Christopher Petrella, writing in the Washington Post, states that white nationalism was never only on the extremes of American capitalism:

Contrary to popular belief, white supremacy has not gestated on the fringes of American politics. Rather, it has flourished as a social movement grounded in respectability politics and led by elites. Understanding this history is essential to eradicating the scourge of white supremacy and advancing more just political alternatives.

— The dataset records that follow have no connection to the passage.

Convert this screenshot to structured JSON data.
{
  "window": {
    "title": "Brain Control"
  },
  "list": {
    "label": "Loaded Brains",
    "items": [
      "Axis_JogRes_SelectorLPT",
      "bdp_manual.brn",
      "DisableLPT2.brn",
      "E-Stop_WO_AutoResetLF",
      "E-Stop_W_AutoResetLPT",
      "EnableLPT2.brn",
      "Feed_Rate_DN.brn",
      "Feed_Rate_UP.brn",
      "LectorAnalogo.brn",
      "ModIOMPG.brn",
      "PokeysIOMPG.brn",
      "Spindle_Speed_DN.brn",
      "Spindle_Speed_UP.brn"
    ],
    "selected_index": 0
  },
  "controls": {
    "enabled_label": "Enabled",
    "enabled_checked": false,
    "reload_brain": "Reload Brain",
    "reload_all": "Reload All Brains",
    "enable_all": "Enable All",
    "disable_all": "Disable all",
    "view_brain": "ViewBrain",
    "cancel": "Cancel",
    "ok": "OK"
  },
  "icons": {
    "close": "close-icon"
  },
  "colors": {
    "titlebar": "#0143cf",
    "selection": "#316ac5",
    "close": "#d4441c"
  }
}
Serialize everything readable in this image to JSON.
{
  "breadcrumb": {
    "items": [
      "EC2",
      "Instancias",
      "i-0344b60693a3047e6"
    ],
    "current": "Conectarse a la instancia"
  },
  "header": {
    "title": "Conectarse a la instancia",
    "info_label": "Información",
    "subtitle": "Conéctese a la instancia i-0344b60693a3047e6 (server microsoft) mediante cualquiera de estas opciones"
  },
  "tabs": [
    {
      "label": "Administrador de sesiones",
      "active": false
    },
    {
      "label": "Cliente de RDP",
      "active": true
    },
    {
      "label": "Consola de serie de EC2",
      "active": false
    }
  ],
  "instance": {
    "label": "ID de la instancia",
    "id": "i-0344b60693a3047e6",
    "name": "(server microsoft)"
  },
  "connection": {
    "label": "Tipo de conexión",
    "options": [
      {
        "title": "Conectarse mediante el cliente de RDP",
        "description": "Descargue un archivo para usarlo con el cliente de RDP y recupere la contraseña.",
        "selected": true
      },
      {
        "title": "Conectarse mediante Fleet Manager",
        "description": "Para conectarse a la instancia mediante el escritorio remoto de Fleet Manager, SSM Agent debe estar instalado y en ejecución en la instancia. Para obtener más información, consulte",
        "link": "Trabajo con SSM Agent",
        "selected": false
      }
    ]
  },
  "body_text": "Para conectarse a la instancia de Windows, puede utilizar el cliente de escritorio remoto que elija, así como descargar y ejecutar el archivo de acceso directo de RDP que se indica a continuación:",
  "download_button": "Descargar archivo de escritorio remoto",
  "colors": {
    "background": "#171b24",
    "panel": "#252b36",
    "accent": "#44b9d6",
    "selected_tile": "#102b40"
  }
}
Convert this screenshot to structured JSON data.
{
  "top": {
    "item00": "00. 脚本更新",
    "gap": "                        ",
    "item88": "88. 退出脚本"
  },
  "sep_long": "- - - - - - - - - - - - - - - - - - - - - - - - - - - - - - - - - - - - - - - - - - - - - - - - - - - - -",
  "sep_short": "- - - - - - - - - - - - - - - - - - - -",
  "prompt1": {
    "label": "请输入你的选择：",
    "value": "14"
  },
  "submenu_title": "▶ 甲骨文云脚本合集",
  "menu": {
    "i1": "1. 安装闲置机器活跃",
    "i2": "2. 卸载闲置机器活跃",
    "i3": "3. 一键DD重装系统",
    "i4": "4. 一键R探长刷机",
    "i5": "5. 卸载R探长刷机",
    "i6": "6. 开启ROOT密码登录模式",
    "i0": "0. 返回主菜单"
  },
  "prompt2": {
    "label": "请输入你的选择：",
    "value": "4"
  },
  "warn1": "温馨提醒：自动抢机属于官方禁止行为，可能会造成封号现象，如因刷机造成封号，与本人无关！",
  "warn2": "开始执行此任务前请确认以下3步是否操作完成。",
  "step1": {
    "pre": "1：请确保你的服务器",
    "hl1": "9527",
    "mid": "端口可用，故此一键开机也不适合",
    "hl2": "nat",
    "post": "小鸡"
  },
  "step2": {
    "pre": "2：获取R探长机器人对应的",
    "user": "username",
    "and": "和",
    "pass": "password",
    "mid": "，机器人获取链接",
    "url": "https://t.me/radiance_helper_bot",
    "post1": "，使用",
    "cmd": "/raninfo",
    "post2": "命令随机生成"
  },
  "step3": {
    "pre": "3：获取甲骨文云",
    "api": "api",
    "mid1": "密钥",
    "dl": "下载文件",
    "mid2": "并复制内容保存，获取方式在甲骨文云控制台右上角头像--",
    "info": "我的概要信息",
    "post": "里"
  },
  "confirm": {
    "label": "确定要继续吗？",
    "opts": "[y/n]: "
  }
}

Blaming racism exclusively on Anglo working class Americans distorts our understanding of white nationalism, but also let’s the capitalist class and its academic supporters off-the-hook. Deploying conspiratorial viewpoints to underscore a racist political perspective has its working class supporters, to be sure. However, we need to accurately apportion the blame for the rise of white supremacist groups on the shoulders of the billionaire oligarchs without whose support organised racism would not be possible. Today’s Silicon Valley tech oligarchs – while deploying a ‘woke’ persona – are heavily implicated in funding racist Republicans.

Racism has a long history of influencing American electoral politics – no doubt about that. Conspiratorial thinking however, experienced a resurgence under the Trump presidency. Covid denialism is shockingly harmful, and Trump did his utmost to downplay the severity of the current pandemic, at least initially. However, this pandemic is not the first time that ultranationalist conspiracism has raised its toxic head.

Murtaza Hussain, writing for The Intercept, notes that the far right, coalescing under Trump, is seizing the opportunity to inflict deadly violence against its opponents and influence the course of a post-pandemic society. Social and economic tensions predate the pandemic, of course; but in the current breakdown of American society, fascistic and sectarian tendencies are making their morbid presence felt.

Covid denialism has found a ready-made audience in the cesspit of Trumpism – white nationalism is very much a conspiratorially-minded ideology. In the 1950s and 60s, racial integration and desegregation were denounced as part of a ‘communist plot’ by liberal elites to dilute the integrity of the white race. Today, anti-quarantine rallies have featured condemnations of ‘government intrusion’, melding seamlessly with white supremacist and neo-Confederate themes about ‘big government tyranny.’

If the incoming Democrat administration is going to seriously tackle white nationalism, they need to offer more than just ‘woke‘ appointments and statements about the meritorious contributions of migrants to US society. An urgent reckoning with the politics and economics of American racial capitalism needs to be on the agenda, otherwise the ultranationalist Right will continue to grow.